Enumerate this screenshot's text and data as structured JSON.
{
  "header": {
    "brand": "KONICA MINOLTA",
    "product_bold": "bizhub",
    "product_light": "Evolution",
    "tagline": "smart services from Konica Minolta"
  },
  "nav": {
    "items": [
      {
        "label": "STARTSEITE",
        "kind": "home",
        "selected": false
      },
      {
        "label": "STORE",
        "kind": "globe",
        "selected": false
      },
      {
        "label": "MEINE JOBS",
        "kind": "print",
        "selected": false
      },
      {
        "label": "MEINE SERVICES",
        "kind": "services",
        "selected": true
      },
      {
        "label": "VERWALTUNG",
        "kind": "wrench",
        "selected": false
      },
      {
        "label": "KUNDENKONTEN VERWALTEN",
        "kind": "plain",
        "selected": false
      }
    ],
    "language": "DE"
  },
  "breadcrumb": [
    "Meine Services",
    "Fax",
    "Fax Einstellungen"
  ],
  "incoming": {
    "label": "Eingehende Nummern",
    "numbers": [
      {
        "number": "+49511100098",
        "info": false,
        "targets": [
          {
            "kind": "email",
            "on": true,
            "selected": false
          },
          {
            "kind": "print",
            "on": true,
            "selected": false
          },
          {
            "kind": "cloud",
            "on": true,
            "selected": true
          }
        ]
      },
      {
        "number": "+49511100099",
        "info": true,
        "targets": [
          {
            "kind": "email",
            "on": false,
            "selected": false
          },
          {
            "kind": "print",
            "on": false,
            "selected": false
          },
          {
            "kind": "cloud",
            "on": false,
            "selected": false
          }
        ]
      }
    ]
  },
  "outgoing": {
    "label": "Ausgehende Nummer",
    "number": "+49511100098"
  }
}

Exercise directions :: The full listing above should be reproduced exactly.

Solution to the exercise ::
Enumerate this screenshot's text and data as structured JSON.
{
  "header": {
    "brand": "KONICA MINOLTA",
    "product_bold": "bizhub",
    "product_light": "Evolution",
    "tagline": "smart services from Konica Minolta"
  },
  "nav": {
    "items": [
      {
        "label": "STARTSEITE",
        "kind": "home",
        "selected": false
      },
      {
        "label": "STORE",
        "kind": "globe",
        "selected": false
      },
      {
        "label": "MEINE JOBS",
        "kind": "print",
        "selected": false
      },
      {
        "label": "MEINE SERVICES",
        "kind": "services",
        "selected": true
      },
      {
        "label": "VERWALTUNG",
        "kind": "wrench",
        "selected": false
      },
      {
        "label": "KUNDENKONTEN VERWALTEN",
        "kind": "plain",
        "selected": false
      }
    ],
    "language": "DE"
  },
  "breadcrumb": [
    "Meine Services",
    "Fax",
    "Fax Einstellungen"
  ],
  "incoming": {
    "label": "Eingehende Nummern",
    "numbers": [
      {
        "number": "+49511100098",
        "info": false,
        "targets": [
          {
            "kind": "email",
            "on": true,
            "selected": false
          },
          {
            "kind": "print",
            "on": true,
            "selected": false
          },
          {
            "kind": "cloud",
            "on": true,
            "selected": true
          }
        ]
      },
      {
        "number": "+49511100099",
        "info": true,
        "targets": [
          {
            "kind": "email",
            "on": false,
            "selected": false
          },
          {
            "kind": "print",
            "on": false,
            "selected": false
          },
          {
            "kind": "cloud",
            "on": false,
            "selected": false
          }
        ]
      }
    ]
  },
  "outgoing": {
    "label": "Ausgehende Nummer",
    "number": "+49511100098"
  }
}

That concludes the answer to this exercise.